Researchers at Washington University School of Medicine have determined that a diagnosis of asymmetric hearing loss (AHL) in some pediatric cancer survivors puts them at increased risk for hearing decline long after completion of therapy.
The recommendation of regular audiologic monitoring is being made for childhood cancer survivors who have been treated with a common chemotherapy agent, cisplatin. This recommendation is based upon a retrospective study of pediatric cancer patients treated at St. Louis Children’s Hospital between 1990 and 2015. The study appeared in the October 2018 issue of Pediatric Blood & Cancer.
Late onset hearing loss (LOHL), a progression of hearing loss after treatment, is a known complication in patients treated with cisplatin. “The appreciation that asymmetric hearing loss (AHL), where hearing loss has worsened in one ear more than the other, can increase a survivor’s risk for further hearing decline after therapy is a new finding,” says Robert Hayashi, MD, a pediatric hematologist-oncologist who studies the long-term effects of cancer therapies and directs the Late Effects Clinic at St. Louis Children’s Hospital.
As part of the study, the research team — including audiologists at St. Louis Children’s Hospital — reviewed records of 993 patients in the oncology/audiology database. Of those, 248 patients received cisplatin as part of their treatment and met the eligibility criteria for inclusion in the study. The researchers found that 42 percent of these patients exhibited a decline in hearing after therapy. Specifically in patients diagnosed with AHL at the conclusion of therapy, 60 percent exhibited further decline in hearing.
Age also appears to play a role, with younger children more susceptible to hearing declines after therapy. The researchers found that LOHL decreased by 11-12 percent for each one-year increase in a patient’s age at the time of diagnosis. Furthermore, they say, the risk of hearing decline also increased when children were treated with radiation therapy to any part of they body.
“While patients who had radiation to the head and neck are known to be at increased risk for both AHL and LOHL, we found that it didn’t matter where radiation was received — exposure to radiation to any part of the body still increased the risk of LOHL, which has not been reported before,” says Hayashi.
More study is needed, but Hayashi and his colleagues believe oxygen-free radicals or inflammatory cytokines can formed and be released in patients treated with radiation.

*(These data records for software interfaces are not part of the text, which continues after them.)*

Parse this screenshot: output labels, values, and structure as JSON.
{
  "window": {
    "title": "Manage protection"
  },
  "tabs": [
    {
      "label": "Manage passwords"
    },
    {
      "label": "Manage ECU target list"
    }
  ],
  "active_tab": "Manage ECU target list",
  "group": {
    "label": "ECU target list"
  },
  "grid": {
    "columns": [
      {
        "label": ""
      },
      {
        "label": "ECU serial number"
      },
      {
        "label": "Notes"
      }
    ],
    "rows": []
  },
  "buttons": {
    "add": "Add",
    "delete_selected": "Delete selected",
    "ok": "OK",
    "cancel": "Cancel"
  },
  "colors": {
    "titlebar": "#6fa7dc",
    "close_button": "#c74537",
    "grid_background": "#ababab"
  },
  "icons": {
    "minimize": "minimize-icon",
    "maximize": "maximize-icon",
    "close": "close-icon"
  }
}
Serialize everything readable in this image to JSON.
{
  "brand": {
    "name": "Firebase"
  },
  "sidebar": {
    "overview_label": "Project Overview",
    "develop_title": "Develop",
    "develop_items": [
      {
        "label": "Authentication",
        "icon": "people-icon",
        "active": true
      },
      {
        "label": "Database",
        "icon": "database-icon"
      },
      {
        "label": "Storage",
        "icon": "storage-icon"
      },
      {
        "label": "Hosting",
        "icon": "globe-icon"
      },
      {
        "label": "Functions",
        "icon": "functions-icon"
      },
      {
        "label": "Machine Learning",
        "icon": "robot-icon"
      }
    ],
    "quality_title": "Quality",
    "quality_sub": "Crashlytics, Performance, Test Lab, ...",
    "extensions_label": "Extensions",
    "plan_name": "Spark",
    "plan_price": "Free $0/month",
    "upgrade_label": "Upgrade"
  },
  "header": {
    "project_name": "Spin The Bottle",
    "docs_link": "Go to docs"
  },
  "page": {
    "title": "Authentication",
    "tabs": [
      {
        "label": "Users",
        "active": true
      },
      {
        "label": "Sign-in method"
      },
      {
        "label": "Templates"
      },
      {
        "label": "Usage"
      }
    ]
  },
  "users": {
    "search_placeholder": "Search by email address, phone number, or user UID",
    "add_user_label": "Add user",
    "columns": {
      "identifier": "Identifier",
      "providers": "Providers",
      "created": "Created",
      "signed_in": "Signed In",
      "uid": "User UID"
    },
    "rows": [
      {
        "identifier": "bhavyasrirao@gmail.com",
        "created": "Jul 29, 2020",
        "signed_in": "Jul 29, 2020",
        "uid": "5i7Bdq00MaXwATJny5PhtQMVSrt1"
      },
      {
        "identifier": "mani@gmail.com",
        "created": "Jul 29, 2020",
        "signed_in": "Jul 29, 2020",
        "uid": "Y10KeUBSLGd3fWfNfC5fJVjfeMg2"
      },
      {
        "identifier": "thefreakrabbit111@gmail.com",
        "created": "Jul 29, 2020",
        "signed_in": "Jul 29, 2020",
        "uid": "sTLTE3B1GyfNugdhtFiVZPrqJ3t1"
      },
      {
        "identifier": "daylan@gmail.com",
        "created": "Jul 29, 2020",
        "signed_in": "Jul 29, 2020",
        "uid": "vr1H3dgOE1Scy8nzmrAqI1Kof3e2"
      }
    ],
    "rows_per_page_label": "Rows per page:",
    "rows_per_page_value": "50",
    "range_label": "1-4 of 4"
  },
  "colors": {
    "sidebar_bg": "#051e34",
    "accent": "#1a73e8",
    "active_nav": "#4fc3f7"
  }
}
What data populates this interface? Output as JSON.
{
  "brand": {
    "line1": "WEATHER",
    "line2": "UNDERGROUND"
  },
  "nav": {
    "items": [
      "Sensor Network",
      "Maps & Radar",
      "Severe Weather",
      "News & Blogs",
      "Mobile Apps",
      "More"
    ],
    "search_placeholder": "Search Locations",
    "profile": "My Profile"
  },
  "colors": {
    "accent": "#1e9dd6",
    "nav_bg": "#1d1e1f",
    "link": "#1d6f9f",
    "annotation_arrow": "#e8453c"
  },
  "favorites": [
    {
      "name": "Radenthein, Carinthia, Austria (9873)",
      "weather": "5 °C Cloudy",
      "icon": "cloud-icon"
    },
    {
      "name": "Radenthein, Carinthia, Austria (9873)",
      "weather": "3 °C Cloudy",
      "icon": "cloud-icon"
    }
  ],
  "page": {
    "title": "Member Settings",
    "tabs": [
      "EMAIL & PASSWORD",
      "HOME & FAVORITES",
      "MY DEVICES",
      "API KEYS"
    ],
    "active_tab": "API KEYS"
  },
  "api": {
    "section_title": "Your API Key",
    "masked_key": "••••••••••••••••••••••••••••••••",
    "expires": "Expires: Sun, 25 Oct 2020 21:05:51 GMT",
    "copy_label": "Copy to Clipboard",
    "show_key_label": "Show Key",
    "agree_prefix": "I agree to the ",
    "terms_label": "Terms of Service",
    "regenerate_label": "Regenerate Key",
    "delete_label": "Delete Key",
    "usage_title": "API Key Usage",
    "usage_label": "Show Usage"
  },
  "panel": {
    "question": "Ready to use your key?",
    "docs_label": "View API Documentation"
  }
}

Such molecules can circulate through the body and potentially damage the cochlea, contributing to the hearing loss. Recent reports in animal models also suggest that such processes may occur as a consequence of radiation delivered to any part of the body.
Hayashi says that the research supports being proactive in monitoring for hearing decline. “Loss of hearing can have a significant impact on communication skills, learning in the classroom, school performance, and overall cognitive ability,” he says. “This may not only affect a patient’s academic achievement, but also have significant impacts on self-esteem and quality of life. If we can identify the children who develop AHL, we can advocate for early interventions that could optimize the outcome for these children.”
He is quick to point out that regular hearing testing should extend into adulthood. That means as young cancer survivors transition to other pediatricians, family practitioners and/or adult primary care physicians, all need to be cognizant of the risk of progressive hearing loss in patients treated with cisplatin and radiation and plan for routine hearing exams with a licensed audiologist.
In the Late Effects Clinic at St. Louis Children’s Hospital, more than 800 children and adolescents are followed to assess for long-term side effects of cancer treatment, including cardiac issues and fertility problems, along with hearing loss. Hayashi’s goal is to have every cancer patient transition to adult follow-up care that includes long-term monitoring.
“It is our position that survivorship starts at cancer diagnosis and patients and their families need to be educated on all of these potential risk factors,” Hayashi stresses. “We need to have a culture shift to advance our education efforts so that both patients and physicians are aware and can proactively manage these late effects at early stages to hopefully protect these survivors from further deficits.”
He adds, “We now know that progressive hearing loss is a real problem. More investigations are needed, but action must now be taken to implement routine screenings and provide early interventions and better serve this growing patient population.”
Robertson MS, Hayashi SS, Camet ML, Trinkaus K, Henry J, Hayashi RJ. Asymmetric sensorineural hearing loss is a risk factor for late-onset hearing loss in pediatric cancer survivors following cisplatin treatment. Pediatr Blood Cancer. 2018:e27494. https://doi.org/10.1002/pbc27494.